**YOUR TASK:** One number is all that is asked for: the number of lines below that hold the string "price".

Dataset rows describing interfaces
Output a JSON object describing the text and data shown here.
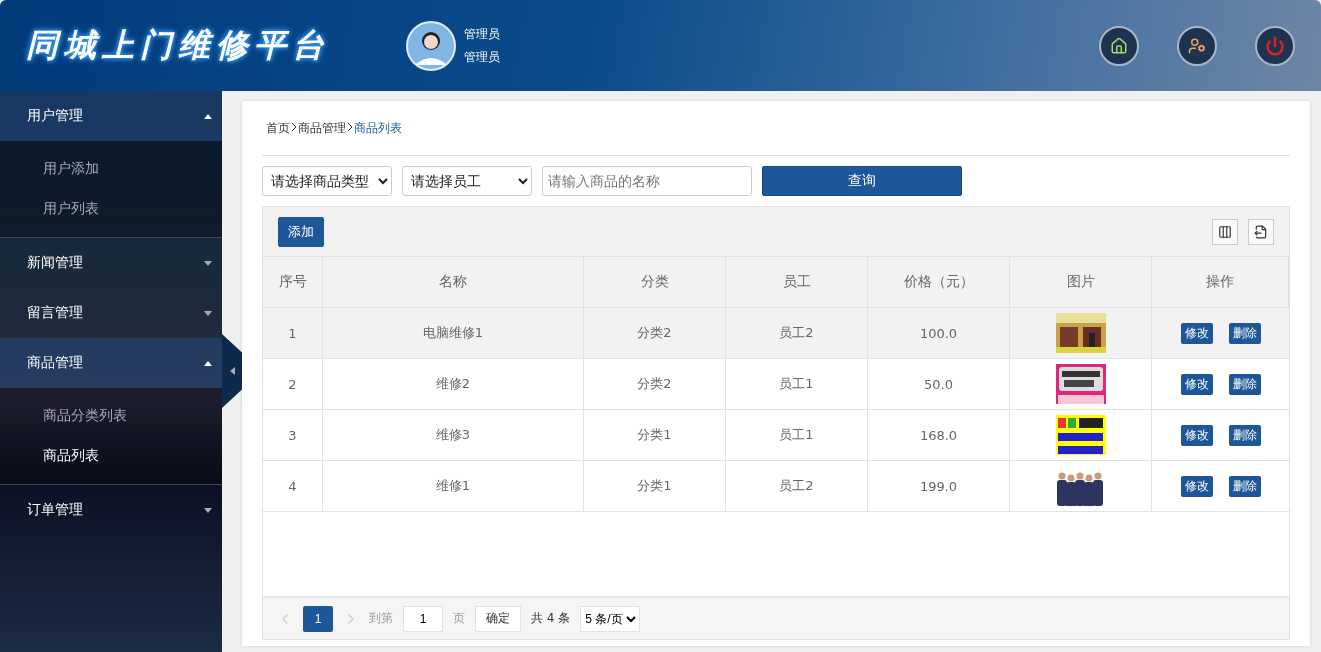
{
  "header": {
    "title": "同城上门维修平台",
    "user": {
      "name": "管理员",
      "role": "管理员"
    }
  },
  "sidebar": {
    "groups": [
      {
        "label": "用户管理",
        "expanded": true,
        "children": [
          {
            "label": "用户添加",
            "selected": false
          },
          {
            "label": "用户列表",
            "selected": false
          }
        ]
      },
      {
        "label": "新闻管理",
        "expanded": false
      },
      {
        "label": "留言管理",
        "expanded": false
      },
      {
        "label": "商品管理",
        "expanded": true,
        "children": [
          {
            "label": "商品分类列表",
            "selected": false
          },
          {
            "label": "商品列表",
            "selected": true
          }
        ]
      },
      {
        "label": "订单管理",
        "expanded": false
      }
    ]
  },
  "breadcrumb": [
    {
      "label": "首页",
      "current": false
    },
    {
      "label": "商品管理",
      "current": false
    },
    {
      "label": "商品列表",
      "current": true
    }
  ],
  "filters": {
    "category_select": "请选择商品类型",
    "staff_select": "请选择员工",
    "search": {
      "placeholder": "请输入商品的名称"
    },
    "query_button": "查询"
  },
  "toolbar": {
    "add_button": "添加"
  },
  "table": {
    "columns": [
      "序号",
      "名称",
      "分类",
      "员工",
      "价格（元）",
      "图片",
      "操作"
    ],
    "rows": [
      {
        "index": "1",
        "name": "电脑维修1",
        "category": "分类2",
        "staff": "员工2",
        "price": "100.0",
        "selected": true,
        "actions": [
          "修改",
          "删除"
        ]
      },
      {
        "index": "2",
        "name": "维修2",
        "category": "分类2",
        "staff": "员工1",
        "price": "50.0",
        "selected": false,
        "actions": [
          "修改",
          "删除"
        ]
      },
      {
        "index": "3",
        "name": "维修3",
        "category": "分类1",
        "staff": "员工1",
        "price": "168.0",
        "selected": false,
        "actions": [
          "修改",
          "删除"
        ]
      },
      {
        "index": "4",
        "name": "维修1",
        "category": "分类1",
        "staff": "员工2",
        "price": "199.0",
        "selected": false,
        "actions": [
          "修改",
          "删除"
        ]
      }
    ]
  },
  "pager": {
    "pages": [
      {
        "label": "1",
        "selected": true
      }
    ],
    "goto_label": "到第",
    "goto_value": "1",
    "page_unit": "页",
    "confirm": "确定",
    "total": "共 4 条",
    "page_size": "5 条/页"
  }
}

**REPLY:** 4